Segment Start: Dataset

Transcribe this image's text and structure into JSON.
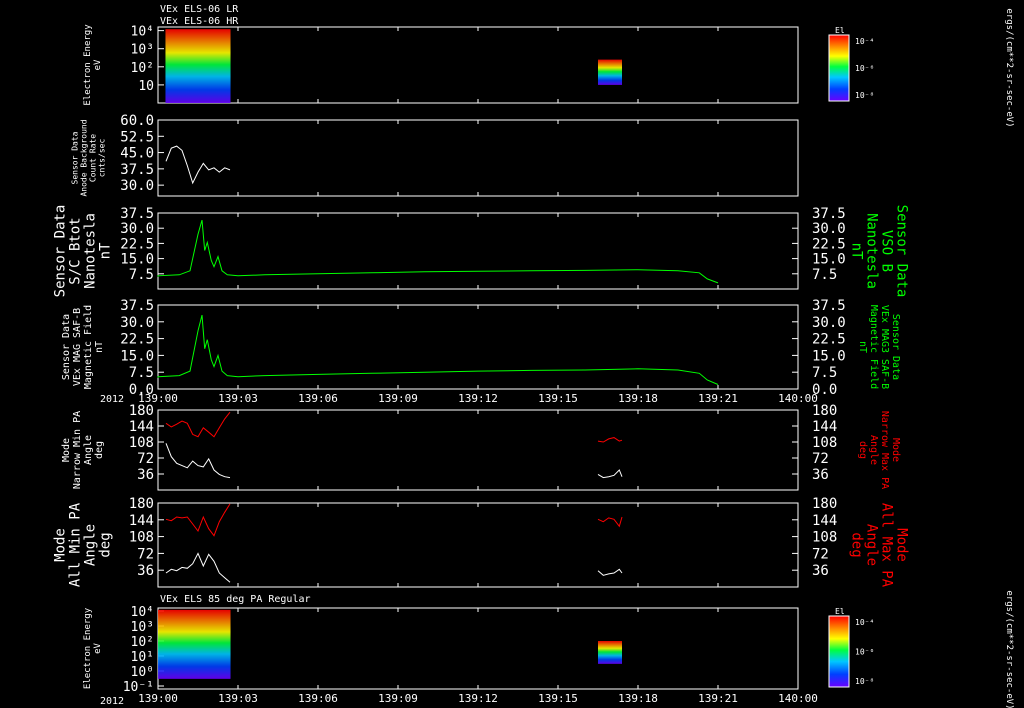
{
  "header": {
    "line1": "VEx ELS-06 LR",
    "line2": "VEx ELS-06 HR",
    "panel7_title": "VEx ELS 85 deg PA Regular"
  },
  "colorbar": {
    "title": "El",
    "unit": "ergs/(cm**2-sr-sec-eV)",
    "ticks": [
      "10⁻⁴",
      "10⁻⁶",
      "10⁻⁸"
    ]
  },
  "time_axis": {
    "year": "2012",
    "ticks": [
      "139:00",
      "139:03",
      "139:06",
      "139:09",
      "139:12",
      "139:15",
      "139:18",
      "139:21",
      "140:00"
    ]
  },
  "colors": {
    "white": "#ffffff",
    "green": "#00ff00",
    "red": "#ff0000"
  },
  "chart_data": [
    {
      "type": "heatmap",
      "label_left": [
        "Electron Energy",
        "eV"
      ],
      "y_ticks": [
        "10⁴",
        "10³",
        "10²",
        "10"
      ],
      "log_min": 0,
      "log_max": 4.2,
      "blocks": [
        {
          "t_start": 0.28,
          "t_end": 2.72,
          "e_low": 1.0,
          "e_high": 12000
        },
        {
          "t_start": 16.5,
          "t_end": 17.4,
          "e_low": 10,
          "e_high": 250
        }
      ]
    },
    {
      "type": "line",
      "label_left": [
        "Sensor Data",
        "Anode Background",
        "Count Rate",
        "cnts/sec"
      ],
      "ylim": [
        25,
        60
      ],
      "y_ticks": [
        30.0,
        37.5,
        45.0,
        52.5,
        60.0
      ],
      "series": [
        {
          "color": "white",
          "x": [
            0.3,
            0.5,
            0.7,
            0.9,
            1.1,
            1.3,
            1.5,
            1.7,
            1.9,
            2.1,
            2.3,
            2.5,
            2.7
          ],
          "y": [
            41,
            47,
            48,
            46,
            39,
            31,
            36,
            40,
            37,
            38,
            36,
            38,
            37
          ]
        }
      ]
    },
    {
      "type": "line",
      "label_left": [
        "Sensor Data",
        "S/C Btot",
        "Nanotesla",
        "nT"
      ],
      "label_right": [
        "Sensor Data",
        "VSO B",
        "Nanotesla",
        "nT"
      ],
      "ylim": [
        0,
        37.5
      ],
      "y_ticks": [
        7.5,
        15.0,
        22.5,
        30.0,
        37.5
      ],
      "series": [
        {
          "color": "green",
          "x": [
            -3.0,
            -2.0,
            -1.0,
            0.0,
            0.8,
            1.2,
            1.5,
            1.65,
            1.75,
            1.85,
            2.0,
            2.1,
            2.25,
            2.4,
            2.6,
            3.0,
            4.0,
            6.0,
            8.0,
            10.0,
            12.0,
            14.0,
            16.0,
            18.0,
            19.5,
            20.3,
            20.6,
            21.0
          ],
          "y": [
            6,
            6.5,
            6,
            6.5,
            7,
            9,
            27,
            34,
            19,
            23,
            14,
            11,
            16,
            9,
            7,
            6.5,
            7,
            7.5,
            8,
            8.5,
            8.8,
            9,
            9.2,
            9.5,
            9,
            8,
            5,
            3
          ]
        }
      ]
    },
    {
      "type": "line",
      "label_left": [
        "Sensor Data",
        "VEx MAG SAF-B",
        "Magnetic Field",
        "nT"
      ],
      "label_right": [
        "Sensor Data",
        "VEx MAG3 SAF-B",
        "Magnetic Field",
        "nT"
      ],
      "ylim": [
        0,
        37.5
      ],
      "y_ticks": [
        0.0,
        7.5,
        15.0,
        22.5,
        30.0,
        37.5
      ],
      "series": [
        {
          "color": "green",
          "x": [
            -3.0,
            -2.0,
            -1.0,
            0.0,
            0.8,
            1.2,
            1.5,
            1.65,
            1.75,
            1.85,
            2.0,
            2.1,
            2.25,
            2.4,
            2.6,
            3.0,
            4.0,
            6.0,
            8.0,
            10.0,
            12.0,
            14.0,
            16.0,
            18.0,
            19.5,
            20.3,
            20.6,
            21.0
          ],
          "y": [
            5,
            5.5,
            5,
            5.5,
            6,
            8,
            26,
            33,
            18,
            22,
            13,
            10,
            15,
            8,
            6,
            5.5,
            6,
            6.5,
            7,
            7.5,
            8,
            8.3,
            8.5,
            9,
            8.5,
            7,
            4,
            2
          ]
        }
      ]
    },
    {
      "type": "line",
      "label_left": [
        "Mode",
        "Narrow Min PA",
        "Angle",
        "deg"
      ],
      "label_right": [
        "Mode",
        "Narrow Max PA",
        "Angle",
        "deg"
      ],
      "ylim": [
        0,
        180
      ],
      "y_ticks": [
        36,
        72,
        108,
        144,
        180
      ],
      "series": [
        {
          "color": "red",
          "x": [
            0.3,
            0.5,
            0.7,
            0.9,
            1.1,
            1.3,
            1.5,
            1.7,
            1.9,
            2.1,
            2.3,
            2.5,
            2.7
          ],
          "y": [
            150,
            142,
            148,
            155,
            150,
            125,
            120,
            140,
            130,
            120,
            140,
            160,
            175
          ]
        },
        {
          "color": "white",
          "x": [
            0.3,
            0.5,
            0.7,
            0.9,
            1.1,
            1.3,
            1.5,
            1.7,
            1.9,
            2.1,
            2.3,
            2.5,
            2.7
          ],
          "y": [
            105,
            75,
            60,
            55,
            50,
            65,
            55,
            52,
            70,
            45,
            35,
            30,
            28
          ]
        },
        {
          "color": "red",
          "x": [
            16.5,
            16.7,
            16.9,
            17.1,
            17.3,
            17.4
          ],
          "y": [
            110,
            108,
            115,
            118,
            110,
            112
          ]
        },
        {
          "color": "white",
          "x": [
            16.5,
            16.7,
            16.9,
            17.1,
            17.3,
            17.4
          ],
          "y": [
            35,
            28,
            30,
            33,
            45,
            30
          ]
        }
      ]
    },
    {
      "type": "line",
      "label_left": [
        "Mode",
        "All Min PA",
        "Angle",
        "deg"
      ],
      "label_right": [
        "Mode",
        "All Max PA",
        "Angle",
        "deg"
      ],
      "ylim": [
        0,
        180
      ],
      "y_ticks": [
        36,
        72,
        108,
        144,
        180
      ],
      "series": [
        {
          "color": "red",
          "x": [
            0.3,
            0.5,
            0.7,
            0.9,
            1.1,
            1.3,
            1.5,
            1.7,
            1.9,
            2.1,
            2.3,
            2.5,
            2.7
          ],
          "y": [
            145,
            142,
            150,
            148,
            150,
            135,
            120,
            150,
            125,
            110,
            140,
            160,
            178
          ]
        },
        {
          "color": "white",
          "x": [
            0.3,
            0.5,
            0.7,
            0.9,
            1.1,
            1.3,
            1.5,
            1.7,
            1.9,
            2.1,
            2.3,
            2.5,
            2.7
          ],
          "y": [
            30,
            38,
            35,
            42,
            40,
            50,
            72,
            45,
            70,
            55,
            30,
            20,
            10
          ]
        },
        {
          "color": "red",
          "x": [
            16.5,
            16.7,
            16.9,
            17.1,
            17.3,
            17.4
          ],
          "y": [
            145,
            140,
            148,
            145,
            130,
            150
          ]
        },
        {
          "color": "white",
          "x": [
            16.5,
            16.7,
            16.9,
            17.1,
            17.3,
            17.4
          ],
          "y": [
            35,
            25,
            28,
            30,
            38,
            30
          ]
        }
      ]
    },
    {
      "type": "heatmap",
      "label_left": [
        "Electron Energy",
        "eV"
      ],
      "y_ticks": [
        "10⁴",
        "10³",
        "10²",
        "10¹",
        "10⁰",
        "10⁻¹"
      ],
      "log_min": -1.2,
      "log_max": 4.2,
      "blocks": [
        {
          "t_start": 0.0,
          "t_end": 2.72,
          "e_low": 0.3,
          "e_high": 12000
        },
        {
          "t_start": 16.5,
          "t_end": 17.4,
          "e_low": 3,
          "e_high": 100
        }
      ]
    }
  ]
}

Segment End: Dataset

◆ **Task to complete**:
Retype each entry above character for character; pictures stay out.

◆ **Final answer**:
Transcribe this image's text and structure into JSON.
{
  "header": {
    "line1": "VEx ELS-06 LR",
    "line2": "VEx ELS-06 HR",
    "panel7_title": "VEx ELS 85 deg PA Regular"
  },
  "colorbar": {
    "title": "El",
    "unit": "ergs/(cm**2-sr-sec-eV)",
    "ticks": [
      "10⁻⁴",
      "10⁻⁶",
      "10⁻⁸"
    ]
  },
  "time_axis": {
    "year": "2012",
    "ticks": [
      "139:00",
      "139:03",
      "139:06",
      "139:09",
      "139:12",
      "139:15",
      "139:18",
      "139:21",
      "140:00"
    ]
  },
  "colors": {
    "white": "#ffffff",
    "green": "#00ff00",
    "red": "#ff0000"
  },
  "chart_data": [
    {
      "type": "heatmap",
      "label_left": [
        "Electron Energy",
        "eV"
      ],
      "y_ticks": [
        "10⁴",
        "10³",
        "10²",
        "10"
      ],
      "log_min": 0,
      "log_max": 4.2,
      "blocks": [
        {
          "t_start": 0.28,
          "t_end": 2.72,
          "e_low": 1.0,
          "e_high": 12000
        },
        {
          "t_start": 16.5,
          "t_end": 17.4,
          "e_low": 10,
          "e_high": 250
        }
      ]
    },
    {
      "type": "line",
      "label_left": [
        "Sensor Data",
        "Anode Background",
        "Count Rate",
        "cnts/sec"
      ],
      "ylim": [
        25,
        60
      ],
      "y_ticks": [
        30.0,
        37.5,
        45.0,
        52.5,
        60.0
      ],
      "series": [
        {
          "color": "white",
          "x": [
            0.3,
            0.5,
            0.7,
            0.9,
            1.1,
            1.3,
            1.5,
            1.7,
            1.9,
            2.1,
            2.3,
            2.5,
            2.7
          ],
          "y": [
            41,
            47,
            48,
            46,
            39,
            31,
            36,
            40,
            37,
            38,
            36,
            38,
            37
          ]
        }
      ]
    },
    {
      "type": "line",
      "label_left": [
        "Sensor Data",
        "S/C Btot",
        "Nanotesla",
        "nT"
      ],
      "label_right": [
        "Sensor Data",
        "VSO B",
        "Nanotesla",
        "nT"
      ],
      "ylim": [
        0,
        37.5
      ],
      "y_ticks": [
        7.5,
        15.0,
        22.5,
        30.0,
        37.5
      ],
      "series": [
        {
          "color": "green",
          "x": [
            -3.0,
            -2.0,
            -1.0,
            0.0,
            0.8,
            1.2,
            1.5,
            1.65,
            1.75,
            1.85,
            2.0,
            2.1,
            2.25,
            2.4,
            2.6,
            3.0,
            4.0,
            6.0,
            8.0,
            10.0,
            12.0,
            14.0,
            16.0,
            18.0,
            19.5,
            20.3,
            20.6,
            21.0
          ],
          "y": [
            6,
            6.5,
            6,
            6.5,
            7,
            9,
            27,
            34,
            19,
            23,
            14,
            11,
            16,
            9,
            7,
            6.5,
            7,
            7.5,
            8,
            8.5,
            8.8,
            9,
            9.2,
            9.5,
            9,
            8,
            5,
            3
          ]
        }
      ]
    },
    {
      "type": "line",
      "label_left": [
        "Sensor Data",
        "VEx MAG SAF-B",
        "Magnetic Field",
        "nT"
      ],
      "label_right": [
        "Sensor Data",
        "VEx MAG3 SAF-B",
        "Magnetic Field",
        "nT"
      ],
      "ylim": [
        0,
        37.5
      ],
      "y_ticks": [
        0.0,
        7.5,
        15.0,
        22.5,
        30.0,
        37.5
      ],
      "series": [
        {
          "color": "green",
          "x": [
            -3.0,
            -2.0,
            -1.0,
            0.0,
            0.8,
            1.2,
            1.5,
            1.65,
            1.75,
            1.85,
            2.0,
            2.1,
            2.25,
            2.4,
            2.6,
            3.0,
            4.0,
            6.0,
            8.0,
            10.0,
            12.0,
            14.0,
            16.0,
            18.0,
            19.5,
            20.3,
            20.6,
            21.0
          ],
          "y": [
            5,
            5.5,
            5,
            5.5,
            6,
            8,
            26,
            33,
            18,
            22,
            13,
            10,
            15,
            8,
            6,
            5.5,
            6,
            6.5,
            7,
            7.5,
            8,
            8.3,
            8.5,
            9,
            8.5,
            7,
            4,
            2
          ]
        }
      ]
    },
    {
      "type": "line",
      "label_left": [
        "Mode",
        "Narrow Min PA",
        "Angle",
        "deg"
      ],
      "label_right": [
        "Mode",
        "Narrow Max PA",
        "Angle",
        "deg"
      ],
      "ylim": [
        0,
        180
      ],
      "y_ticks": [
        36,
        72,
        108,
        144,
        180
      ],
      "series": [
        {
          "color": "red",
          "x": [
            0.3,
            0.5,
            0.7,
            0.9,
            1.1,
            1.3,
            1.5,
            1.7,
            1.9,
            2.1,
            2.3,
            2.5,
            2.7
          ],
          "y": [
            150,
            142,
            148,
            155,
            150,
            125,
            120,
            140,
            130,
            120,
            140,
            160,
            175
          ]
        },
        {
          "color": "white",
          "x": [
            0.3,
            0.5,
            0.7,
            0.9,
            1.1,
            1.3,
            1.5,
            1.7,
            1.9,
            2.1,
            2.3,
            2.5,
            2.7
          ],
          "y": [
            105,
            75,
            60,
            55,
            50,
            65,
            55,
            52,
            70,
            45,
            35,
            30,
            28
          ]
        },
        {
          "color": "red",
          "x": [
            16.5,
            16.7,
            16.9,
            17.1,
            17.3,
            17.4
          ],
          "y": [
            110,
            108,
            115,
            118,
            110,
            112
          ]
        },
        {
          "color": "white",
          "x": [
            16.5,
            16.7,
            16.9,
            17.1,
            17.3,
            17.4
          ],
          "y": [
            35,
            28,
            30,
            33,
            45,
            30
          ]
        }
      ]
    },
    {
      "type": "line",
      "label_left": [
        "Mode",
        "All Min PA",
        "Angle",
        "deg"
      ],
      "label_right": [
        "Mode",
        "All Max PA",
        "Angle",
        "deg"
      ],
      "ylim": [
        0,
        180
      ],
      "y_ticks": [
        36,
        72,
        108,
        144,
        180
      ],
      "series": [
        {
          "color": "red",
          "x": [
            0.3,
            0.5,
            0.7,
            0.9,
            1.1,
            1.3,
            1.5,
            1.7,
            1.9,
            2.1,
            2.3,
            2.5,
            2.7
          ],
          "y": [
            145,
            142,
            150,
            148,
            150,
            135,
            120,
            150,
            125,
            110,
            140,
            160,
            178
          ]
        },
        {
          "color": "white",
          "x": [
            0.3,
            0.5,
            0.7,
            0.9,
            1.1,
            1.3,
            1.5,
            1.7,
            1.9,
            2.1,
            2.3,
            2.5,
            2.7
          ],
          "y": [
            30,
            38,
            35,
            42,
            40,
            50,
            72,
            45,
            70,
            55,
            30,
            20,
            10
          ]
        },
        {
          "color": "red",
          "x": [
            16.5,
            16.7,
            16.9,
            17.1,
            17.3,
            17.4
          ],
          "y": [
            145,
            140,
            148,
            145,
            130,
            150
          ]
        },
        {
          "color": "white",
          "x": [
            16.5,
            16.7,
            16.9,
            17.1,
            17.3,
            17.4
          ],
          "y": [
            35,
            25,
            28,
            30,
            38,
            30
          ]
        }
      ]
    },
    {
      "type": "heatmap",
      "label_left": [
        "Electron Energy",
        "eV"
      ],
      "y_ticks": [
        "10⁴",
        "10³",
        "10²",
        "10¹",
        "10⁰",
        "10⁻¹"
      ],
      "log_min": -1.2,
      "log_max": 4.2,
      "blocks": [
        {
          "t_start": 0.0,
          "t_end": 2.72,
          "e_low": 0.3,
          "e_high": 12000
        },
        {
          "t_start": 16.5,
          "t_end": 17.4,
          "e_low": 3,
          "e_high": 100
        }
      ]
    }
  ]
}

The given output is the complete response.